__WORK TASK__
Which lines of the data below hold "ikke"? Copy each of them.

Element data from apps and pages
- - - - - - -

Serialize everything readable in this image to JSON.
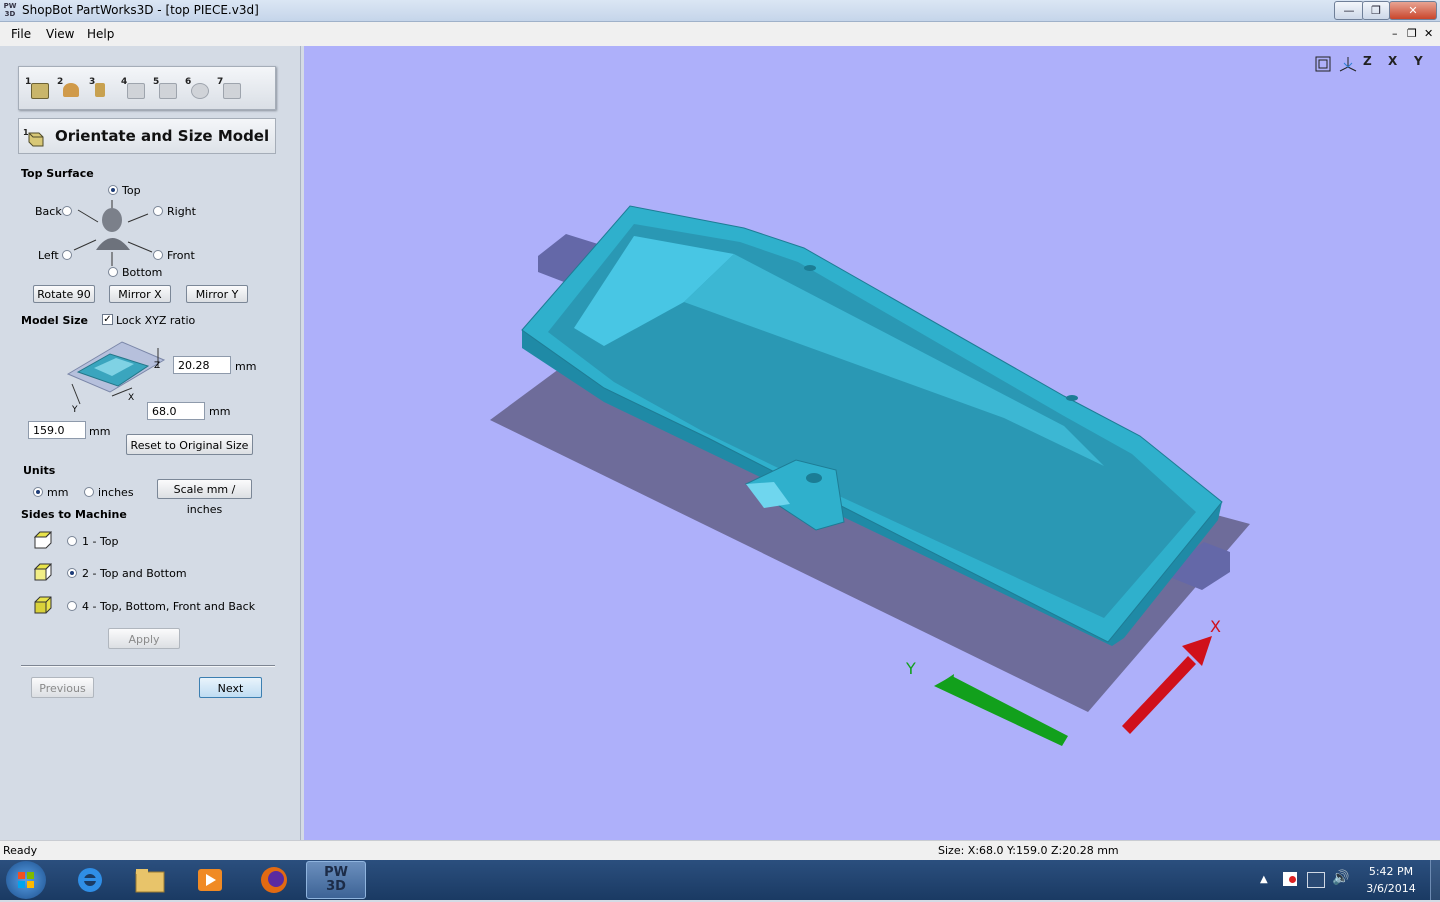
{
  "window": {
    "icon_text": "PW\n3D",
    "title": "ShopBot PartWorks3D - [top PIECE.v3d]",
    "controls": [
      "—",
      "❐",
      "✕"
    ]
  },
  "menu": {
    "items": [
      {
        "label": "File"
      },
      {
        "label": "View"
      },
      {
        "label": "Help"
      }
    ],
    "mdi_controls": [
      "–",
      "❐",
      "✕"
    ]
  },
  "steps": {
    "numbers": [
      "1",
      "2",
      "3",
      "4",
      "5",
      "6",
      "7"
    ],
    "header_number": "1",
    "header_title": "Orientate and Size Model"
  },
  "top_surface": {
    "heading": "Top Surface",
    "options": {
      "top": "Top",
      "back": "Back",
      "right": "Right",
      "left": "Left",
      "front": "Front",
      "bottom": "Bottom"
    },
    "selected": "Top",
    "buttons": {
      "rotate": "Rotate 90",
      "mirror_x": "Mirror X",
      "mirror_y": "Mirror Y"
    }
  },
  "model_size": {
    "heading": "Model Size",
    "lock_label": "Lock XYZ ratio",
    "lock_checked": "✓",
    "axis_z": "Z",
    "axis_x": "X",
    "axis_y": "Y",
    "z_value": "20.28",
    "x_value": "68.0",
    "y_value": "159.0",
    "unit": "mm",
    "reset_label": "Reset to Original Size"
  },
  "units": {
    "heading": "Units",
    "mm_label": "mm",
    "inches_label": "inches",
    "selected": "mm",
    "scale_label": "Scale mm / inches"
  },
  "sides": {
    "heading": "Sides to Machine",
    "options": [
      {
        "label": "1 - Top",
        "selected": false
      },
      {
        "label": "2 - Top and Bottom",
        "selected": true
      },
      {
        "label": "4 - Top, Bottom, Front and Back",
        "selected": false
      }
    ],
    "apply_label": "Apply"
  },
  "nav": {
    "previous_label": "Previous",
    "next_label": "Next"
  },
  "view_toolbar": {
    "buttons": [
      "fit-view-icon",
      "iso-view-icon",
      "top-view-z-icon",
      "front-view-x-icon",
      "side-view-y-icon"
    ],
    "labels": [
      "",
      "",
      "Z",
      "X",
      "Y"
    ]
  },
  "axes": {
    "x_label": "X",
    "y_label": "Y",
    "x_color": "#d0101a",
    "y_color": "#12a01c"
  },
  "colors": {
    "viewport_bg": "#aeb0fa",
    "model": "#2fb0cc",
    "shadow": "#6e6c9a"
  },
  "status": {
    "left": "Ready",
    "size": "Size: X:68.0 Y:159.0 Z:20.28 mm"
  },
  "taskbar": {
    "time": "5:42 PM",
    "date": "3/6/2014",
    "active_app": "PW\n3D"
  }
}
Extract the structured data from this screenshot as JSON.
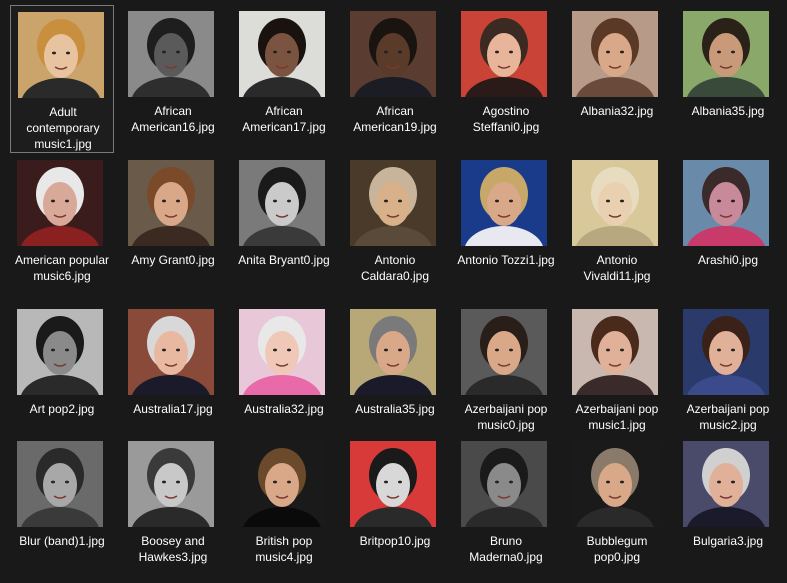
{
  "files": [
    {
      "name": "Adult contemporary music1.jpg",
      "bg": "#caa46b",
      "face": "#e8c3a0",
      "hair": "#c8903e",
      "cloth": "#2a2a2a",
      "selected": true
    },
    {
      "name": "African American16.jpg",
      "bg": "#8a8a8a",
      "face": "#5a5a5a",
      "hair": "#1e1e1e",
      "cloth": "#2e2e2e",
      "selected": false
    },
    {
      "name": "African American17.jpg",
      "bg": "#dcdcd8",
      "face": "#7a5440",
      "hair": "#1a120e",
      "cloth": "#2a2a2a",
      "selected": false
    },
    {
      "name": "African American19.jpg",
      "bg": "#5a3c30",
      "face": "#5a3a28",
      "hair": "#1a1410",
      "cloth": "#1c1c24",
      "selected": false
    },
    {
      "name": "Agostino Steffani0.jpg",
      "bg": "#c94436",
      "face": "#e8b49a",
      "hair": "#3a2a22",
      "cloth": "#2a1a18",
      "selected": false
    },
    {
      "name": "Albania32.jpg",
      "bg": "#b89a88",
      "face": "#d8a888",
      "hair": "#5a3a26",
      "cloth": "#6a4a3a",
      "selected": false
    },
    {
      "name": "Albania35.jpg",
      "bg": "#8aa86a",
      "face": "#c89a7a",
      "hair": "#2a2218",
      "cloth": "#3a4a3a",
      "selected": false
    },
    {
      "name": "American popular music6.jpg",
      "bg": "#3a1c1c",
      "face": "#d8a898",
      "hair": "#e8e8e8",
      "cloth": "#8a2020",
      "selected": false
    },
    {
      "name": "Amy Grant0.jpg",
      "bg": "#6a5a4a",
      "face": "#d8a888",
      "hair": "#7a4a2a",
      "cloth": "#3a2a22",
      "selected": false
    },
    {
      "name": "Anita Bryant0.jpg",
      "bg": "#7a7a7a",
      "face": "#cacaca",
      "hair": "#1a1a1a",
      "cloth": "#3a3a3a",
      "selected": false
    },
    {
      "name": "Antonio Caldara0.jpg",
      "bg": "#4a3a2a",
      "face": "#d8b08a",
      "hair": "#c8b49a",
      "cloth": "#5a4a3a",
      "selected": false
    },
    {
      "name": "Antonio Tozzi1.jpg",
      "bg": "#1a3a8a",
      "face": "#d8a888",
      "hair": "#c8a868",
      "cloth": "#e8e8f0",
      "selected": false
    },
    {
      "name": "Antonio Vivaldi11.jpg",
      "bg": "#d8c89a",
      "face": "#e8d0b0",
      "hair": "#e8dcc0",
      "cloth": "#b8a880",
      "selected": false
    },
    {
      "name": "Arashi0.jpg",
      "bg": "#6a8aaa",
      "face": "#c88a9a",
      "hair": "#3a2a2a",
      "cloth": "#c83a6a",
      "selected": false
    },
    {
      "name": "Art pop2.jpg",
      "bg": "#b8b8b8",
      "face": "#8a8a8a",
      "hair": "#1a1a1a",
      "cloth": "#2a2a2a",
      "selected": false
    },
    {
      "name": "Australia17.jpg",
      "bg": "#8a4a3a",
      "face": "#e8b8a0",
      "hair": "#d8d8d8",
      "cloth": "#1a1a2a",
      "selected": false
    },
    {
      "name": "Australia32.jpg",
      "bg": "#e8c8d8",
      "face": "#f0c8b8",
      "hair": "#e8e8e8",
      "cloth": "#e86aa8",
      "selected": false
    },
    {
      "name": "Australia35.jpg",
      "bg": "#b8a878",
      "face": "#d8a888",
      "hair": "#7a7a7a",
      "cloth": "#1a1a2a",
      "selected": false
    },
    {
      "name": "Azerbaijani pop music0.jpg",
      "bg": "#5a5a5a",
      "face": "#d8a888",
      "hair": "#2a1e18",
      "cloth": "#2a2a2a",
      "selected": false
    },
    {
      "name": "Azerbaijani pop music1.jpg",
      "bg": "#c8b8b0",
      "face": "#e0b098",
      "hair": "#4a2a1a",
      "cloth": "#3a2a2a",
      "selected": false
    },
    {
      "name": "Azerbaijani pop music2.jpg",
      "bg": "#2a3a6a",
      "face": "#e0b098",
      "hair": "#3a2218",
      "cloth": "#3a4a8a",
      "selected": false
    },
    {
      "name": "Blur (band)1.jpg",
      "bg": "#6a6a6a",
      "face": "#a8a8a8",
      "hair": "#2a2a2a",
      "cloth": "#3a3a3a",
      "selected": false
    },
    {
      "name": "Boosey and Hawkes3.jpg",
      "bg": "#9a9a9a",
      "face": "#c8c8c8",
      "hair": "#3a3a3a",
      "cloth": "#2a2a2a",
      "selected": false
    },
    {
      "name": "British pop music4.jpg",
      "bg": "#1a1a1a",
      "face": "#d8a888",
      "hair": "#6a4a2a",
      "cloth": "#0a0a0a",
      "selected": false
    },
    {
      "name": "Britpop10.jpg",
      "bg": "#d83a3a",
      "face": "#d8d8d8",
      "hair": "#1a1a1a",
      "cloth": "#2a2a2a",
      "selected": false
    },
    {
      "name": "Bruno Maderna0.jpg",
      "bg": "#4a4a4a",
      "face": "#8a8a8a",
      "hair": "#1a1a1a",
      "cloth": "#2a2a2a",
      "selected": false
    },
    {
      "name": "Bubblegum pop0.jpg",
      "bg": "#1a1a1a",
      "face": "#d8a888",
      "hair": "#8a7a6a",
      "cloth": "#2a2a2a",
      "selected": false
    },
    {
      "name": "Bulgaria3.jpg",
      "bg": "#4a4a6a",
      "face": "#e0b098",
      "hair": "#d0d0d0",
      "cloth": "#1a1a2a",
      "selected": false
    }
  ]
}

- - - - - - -

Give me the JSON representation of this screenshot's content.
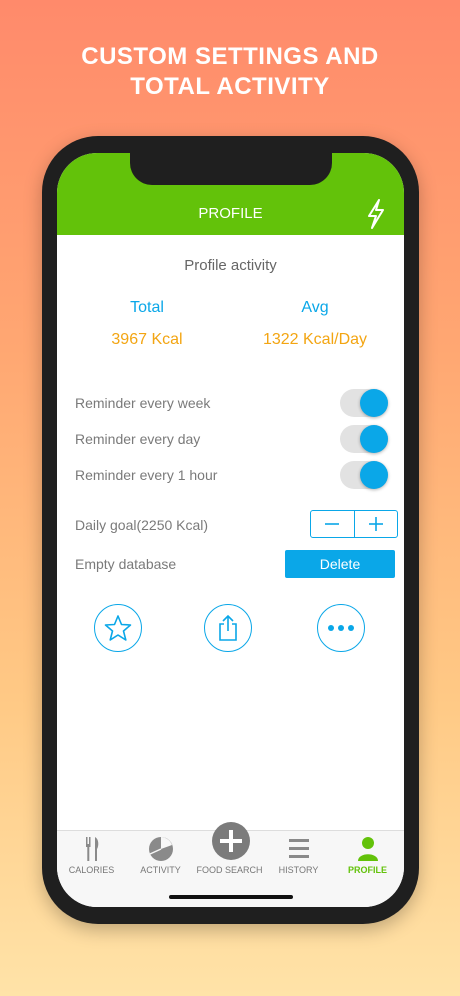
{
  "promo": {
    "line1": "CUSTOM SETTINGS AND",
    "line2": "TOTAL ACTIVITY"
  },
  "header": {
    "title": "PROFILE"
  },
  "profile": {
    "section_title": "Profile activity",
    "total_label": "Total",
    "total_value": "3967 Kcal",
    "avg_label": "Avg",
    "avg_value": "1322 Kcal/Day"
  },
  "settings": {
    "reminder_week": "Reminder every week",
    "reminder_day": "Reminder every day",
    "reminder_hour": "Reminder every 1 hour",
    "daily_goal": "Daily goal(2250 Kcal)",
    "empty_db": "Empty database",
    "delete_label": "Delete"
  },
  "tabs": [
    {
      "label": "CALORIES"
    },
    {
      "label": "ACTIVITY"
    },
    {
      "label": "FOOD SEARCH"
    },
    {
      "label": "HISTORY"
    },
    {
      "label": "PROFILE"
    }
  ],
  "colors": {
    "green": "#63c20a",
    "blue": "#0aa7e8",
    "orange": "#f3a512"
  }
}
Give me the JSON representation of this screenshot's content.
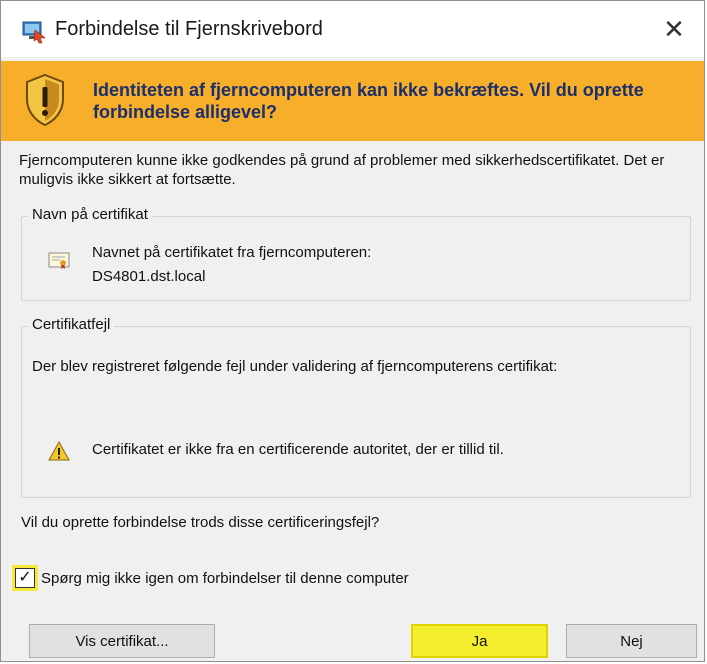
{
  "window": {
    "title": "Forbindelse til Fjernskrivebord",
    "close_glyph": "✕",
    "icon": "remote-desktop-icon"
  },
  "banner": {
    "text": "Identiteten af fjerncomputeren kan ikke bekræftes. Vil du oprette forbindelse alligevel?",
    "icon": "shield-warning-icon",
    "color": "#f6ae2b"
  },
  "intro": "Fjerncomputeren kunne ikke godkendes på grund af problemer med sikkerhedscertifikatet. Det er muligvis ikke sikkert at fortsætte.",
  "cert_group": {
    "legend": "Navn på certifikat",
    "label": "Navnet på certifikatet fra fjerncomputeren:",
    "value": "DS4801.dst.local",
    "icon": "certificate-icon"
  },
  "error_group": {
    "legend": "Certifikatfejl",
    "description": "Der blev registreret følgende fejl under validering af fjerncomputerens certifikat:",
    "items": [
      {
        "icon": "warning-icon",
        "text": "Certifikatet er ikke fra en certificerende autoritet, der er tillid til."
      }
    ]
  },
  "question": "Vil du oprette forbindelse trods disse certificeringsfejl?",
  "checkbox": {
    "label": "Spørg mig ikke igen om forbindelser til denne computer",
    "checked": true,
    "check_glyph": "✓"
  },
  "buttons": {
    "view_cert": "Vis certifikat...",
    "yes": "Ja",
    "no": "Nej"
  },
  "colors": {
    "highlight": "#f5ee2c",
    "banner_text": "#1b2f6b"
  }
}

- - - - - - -

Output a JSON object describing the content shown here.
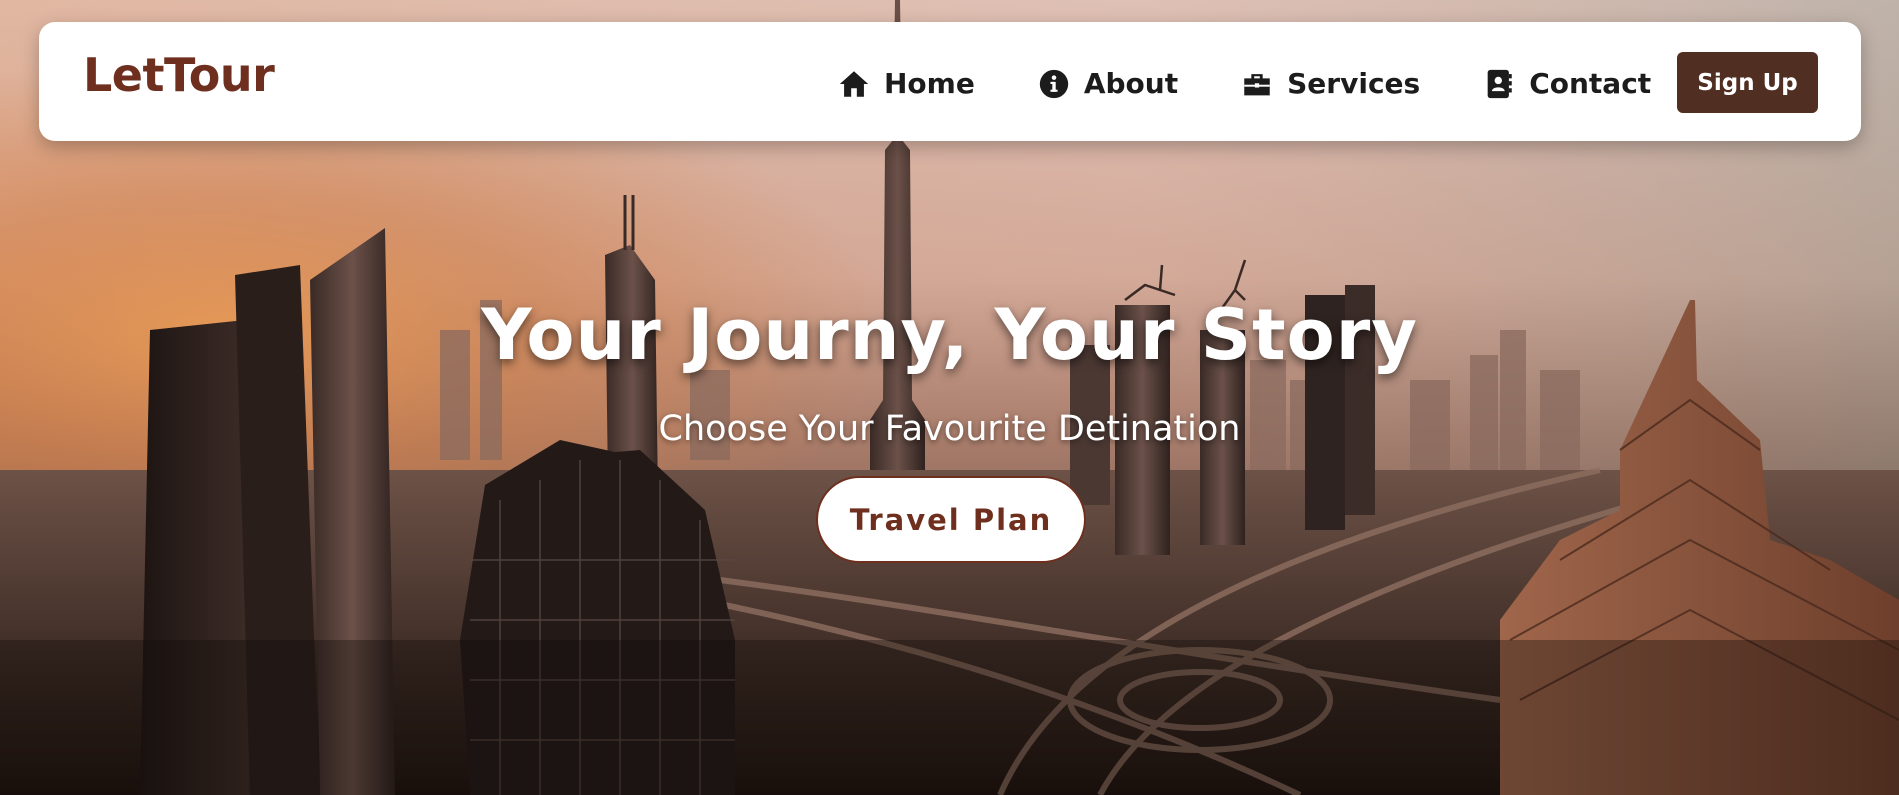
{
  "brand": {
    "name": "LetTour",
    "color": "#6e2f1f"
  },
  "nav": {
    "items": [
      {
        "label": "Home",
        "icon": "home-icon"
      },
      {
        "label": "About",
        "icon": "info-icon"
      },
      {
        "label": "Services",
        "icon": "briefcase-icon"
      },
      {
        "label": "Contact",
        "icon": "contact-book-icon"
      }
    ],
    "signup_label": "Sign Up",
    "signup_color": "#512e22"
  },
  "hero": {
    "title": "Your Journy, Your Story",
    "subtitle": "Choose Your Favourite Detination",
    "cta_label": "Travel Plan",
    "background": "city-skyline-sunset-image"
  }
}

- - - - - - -

__COMPLETED EXERCISE__
    "text": "Identiteten af fjerncomputeren kan ikke bekræftes. Vil du oprette forbindelse alligevel?",
  "intro": "Fjerncomputeren kunne ikke godkendes på grund af problemer med sikkerhedscertifikatet. Det er muligvis ikke sikkert at fortsætte.",
        "text": "Certifikatet er ikke fra en certificerende autoritet, der er tillid til."
    "label": "Spørg mig ikke igen om forbindelser til denne computer",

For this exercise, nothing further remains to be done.